The LASALLE group at A. Farm

Coming from Singapore, ANCER Lab provided us with refreshing opportunities to see how arts communities and individuals operate in a vastly different environment. In a highly pragmatic nation like Singapore, where the tangible value of the arts continues to be debated constantly, fostering trust within and between its art communities is crucial to ensure that its creative scene evolves to meet the needs of new demographics and challenges. Audience development and patronage efforts are growing. In the literary scene, for example, Sing Lit Station manages Book-a-Writer, a programme linking schools to workshops conducted by literary arts practitioners, while the Epigram Books Fiction Prize, Singapore’s richest literary prize, is supported by private donors and crowdfunding. It is heartening to see also that in 2018, in-kind donations hit an all time high of S$24.5 million, according to the NAC.

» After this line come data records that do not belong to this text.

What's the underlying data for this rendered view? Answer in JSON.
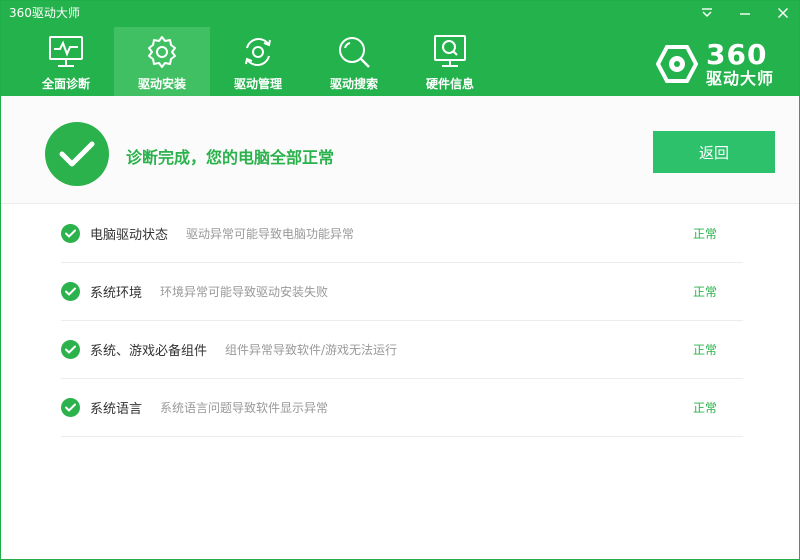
{
  "window": {
    "title": "360驱动大师"
  },
  "colors": {
    "brand": "#23b24b",
    "active_tab": "#41c063",
    "button": "#2ec16b",
    "ok_text": "#2bb24c"
  },
  "nav": {
    "items": [
      {
        "label": "全面诊断",
        "icon": "monitor-pulse-icon"
      },
      {
        "label": "驱动安装",
        "icon": "gear-icon",
        "active": true
      },
      {
        "label": "驱动管理",
        "icon": "refresh-gear-icon"
      },
      {
        "label": "驱动搜索",
        "icon": "search-icon"
      },
      {
        "label": "硬件信息",
        "icon": "hardware-info-icon"
      }
    ]
  },
  "logo": {
    "number": "360",
    "name": "驱动大师"
  },
  "status": {
    "message": "诊断完成，您的电脑全部正常",
    "back_label": "返回"
  },
  "rows": [
    {
      "title": "电脑驱动状态",
      "desc": "驱动异常可能导致电脑功能异常",
      "status": "正常"
    },
    {
      "title": "系统环境",
      "desc": "环境异常可能导致驱动安装失败",
      "status": "正常"
    },
    {
      "title": "系统、游戏必备组件",
      "desc": "组件异常导致软件/游戏无法运行",
      "status": "正常"
    },
    {
      "title": "系统语言",
      "desc": "系统语言问题导致软件显示异常",
      "status": "正常"
    }
  ]
}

Regardless of infrastructure and governance, trust and relationships built in this industry will continue to be an important cornerstone in the foundation and long-term sustainability of our arts organisations and those of the region. Perhaps the nurturing of a more critical but collaborative mindset could help in building on the current foundation of trust Singapore already has among our own arts ecology—where the end goal is not an international award, global titles or pure monetary wealth, but an on-going dialogue that encourages critical thinking, empathy, imagination, and innovative possibilities.